In Patagonia in January 2013 he climbed the famed Ragni Route on Cerro Torre, along with a handful of other granite spires. Cory wrote about Torre, “We stood on the summit, jagged granite peaks and towers floated on a sea of swirling clouds, a dream had been reached.”
In September 2013, Cory travelled to the Ladakh Region in Northern India with James Moneypenny. The pair climbed two new routes on the often-tried Jungdung Kangri. Thier first ascent of the mountain earned them a nomination for the 2014 Piolet d’Or. “I can’t believe we were nominated, the biggest honour I could imagine. Our climb was the climb of a lifetime,” said Cory after receiving the news of their nomination.
In 2014, Cory jumped on his motorbike with plans of riding from Canada to Argentina. In January, he stopped and climbed in Mexcio, he toured some of the less travelled areas. He then rode through Belize, Guatemala, Honduras, Nicaragua, Costa Rica and Panama. He loaded his bike into a boat and made the three day journey to Columbia, “The trip consists of three days in the tropical perfection of the San Blas, then a 40-hour open-ocean sail to Cartagena, Colombia,” wrote Cory. “I can’t say enough about how amazing the trip was: great friends, crazy parties, snorkeling, beach volleyball, great food, and a cuddle night on deck in 10-metre seas I’ll soon not forget.”

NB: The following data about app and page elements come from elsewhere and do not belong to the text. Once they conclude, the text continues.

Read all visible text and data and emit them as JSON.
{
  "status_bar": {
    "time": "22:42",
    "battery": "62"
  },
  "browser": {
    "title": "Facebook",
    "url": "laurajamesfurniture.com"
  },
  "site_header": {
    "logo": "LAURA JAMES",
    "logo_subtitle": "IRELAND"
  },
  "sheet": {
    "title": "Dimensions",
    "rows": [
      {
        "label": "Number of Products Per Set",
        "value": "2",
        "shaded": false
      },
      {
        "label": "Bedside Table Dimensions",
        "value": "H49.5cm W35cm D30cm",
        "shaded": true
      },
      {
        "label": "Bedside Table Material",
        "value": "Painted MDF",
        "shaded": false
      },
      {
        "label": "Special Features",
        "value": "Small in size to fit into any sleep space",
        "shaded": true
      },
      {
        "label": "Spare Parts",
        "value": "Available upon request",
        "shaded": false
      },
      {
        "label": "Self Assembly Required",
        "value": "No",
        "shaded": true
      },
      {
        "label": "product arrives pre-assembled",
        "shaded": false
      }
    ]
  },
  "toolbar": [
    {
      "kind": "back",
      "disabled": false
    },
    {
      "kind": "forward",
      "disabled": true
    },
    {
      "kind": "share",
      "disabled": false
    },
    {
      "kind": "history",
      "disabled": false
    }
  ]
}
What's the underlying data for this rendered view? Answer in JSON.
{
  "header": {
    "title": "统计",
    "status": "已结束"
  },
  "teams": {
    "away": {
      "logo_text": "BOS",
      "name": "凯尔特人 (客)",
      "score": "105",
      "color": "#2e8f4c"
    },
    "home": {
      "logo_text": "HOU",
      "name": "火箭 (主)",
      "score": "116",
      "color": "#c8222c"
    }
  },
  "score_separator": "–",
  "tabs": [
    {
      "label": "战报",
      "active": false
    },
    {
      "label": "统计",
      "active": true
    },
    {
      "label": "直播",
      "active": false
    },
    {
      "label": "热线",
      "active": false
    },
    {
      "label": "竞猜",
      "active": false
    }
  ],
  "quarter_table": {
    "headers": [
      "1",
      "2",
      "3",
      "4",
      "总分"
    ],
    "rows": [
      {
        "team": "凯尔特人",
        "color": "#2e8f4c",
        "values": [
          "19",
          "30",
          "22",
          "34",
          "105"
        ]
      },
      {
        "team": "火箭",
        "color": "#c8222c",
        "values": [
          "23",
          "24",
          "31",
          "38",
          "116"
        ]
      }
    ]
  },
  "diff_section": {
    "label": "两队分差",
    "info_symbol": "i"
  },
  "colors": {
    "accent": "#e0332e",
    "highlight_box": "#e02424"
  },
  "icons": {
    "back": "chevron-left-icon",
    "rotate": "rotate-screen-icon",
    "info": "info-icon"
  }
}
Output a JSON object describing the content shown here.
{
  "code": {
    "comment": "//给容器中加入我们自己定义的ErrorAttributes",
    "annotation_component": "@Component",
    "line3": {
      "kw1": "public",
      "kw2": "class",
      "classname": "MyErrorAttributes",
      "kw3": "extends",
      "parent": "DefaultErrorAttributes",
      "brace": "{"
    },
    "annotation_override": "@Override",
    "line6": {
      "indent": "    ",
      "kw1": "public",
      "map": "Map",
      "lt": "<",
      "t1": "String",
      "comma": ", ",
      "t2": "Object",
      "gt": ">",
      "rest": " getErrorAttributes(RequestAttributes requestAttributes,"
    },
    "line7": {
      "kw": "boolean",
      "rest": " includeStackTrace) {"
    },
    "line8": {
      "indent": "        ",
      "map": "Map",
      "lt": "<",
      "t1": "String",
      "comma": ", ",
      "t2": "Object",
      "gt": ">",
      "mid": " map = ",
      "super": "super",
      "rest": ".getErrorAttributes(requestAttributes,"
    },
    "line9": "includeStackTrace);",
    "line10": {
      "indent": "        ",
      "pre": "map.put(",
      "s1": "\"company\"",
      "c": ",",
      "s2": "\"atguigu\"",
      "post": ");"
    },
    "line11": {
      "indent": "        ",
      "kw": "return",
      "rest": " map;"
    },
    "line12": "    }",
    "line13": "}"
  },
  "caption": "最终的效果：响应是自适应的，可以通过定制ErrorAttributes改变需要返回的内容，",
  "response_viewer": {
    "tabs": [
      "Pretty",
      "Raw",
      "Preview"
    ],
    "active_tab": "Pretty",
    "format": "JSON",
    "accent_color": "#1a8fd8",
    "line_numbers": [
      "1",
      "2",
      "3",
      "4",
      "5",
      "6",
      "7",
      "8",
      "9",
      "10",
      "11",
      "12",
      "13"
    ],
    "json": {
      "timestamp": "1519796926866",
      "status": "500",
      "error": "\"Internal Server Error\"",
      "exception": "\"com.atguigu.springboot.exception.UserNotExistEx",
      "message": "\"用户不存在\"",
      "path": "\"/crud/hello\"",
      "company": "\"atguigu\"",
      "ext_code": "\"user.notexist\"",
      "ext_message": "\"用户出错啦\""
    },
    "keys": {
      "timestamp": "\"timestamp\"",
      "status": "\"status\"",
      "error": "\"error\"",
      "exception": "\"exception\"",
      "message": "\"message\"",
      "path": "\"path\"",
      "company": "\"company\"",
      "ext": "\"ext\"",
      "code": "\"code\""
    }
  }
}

He then rode his bike along the open road for Columbia’s El Cocuy, “one of the best kept secrets in the Andes,” as he said. Cory climbed icy peaks and wrote a story about the rapid recession of the areas glaciers. “Clouds blanketed the eastern Amazon side of the range and the sun warmed the crevasse-riddled faces and the cornice ridge I had to traverse. I weaved cornices, ducked under seracs and then summitted. Alpine faces never to feel the swing of an axe or hear the ping of a piton, virgin and pure, plunged into a now nearly un-accessible valley.”
Cory arrived in Peru’s Cordillera Blanca in June 2014 for an extended stay. He climbed a number of impressive peaks and made the first solo ascent of the south east ridge of Hopiclqui. With his friend Ethan Ellington he made an ascent of Artesonraju, one of the classic Andean climbs.
Cory was a cutting-edge climber in that he went where few had gone. His passion for high alpine peaks in remote areas was a motivation to those who knew him and to those who read his stories.
-Written by Gripped editor Brandon Pullan. Cory had a number of published pieces on Gripped’s website and one piece in Gripped Magazine. He was working on another about his 2014 travels to South America. It would have been an amazing story.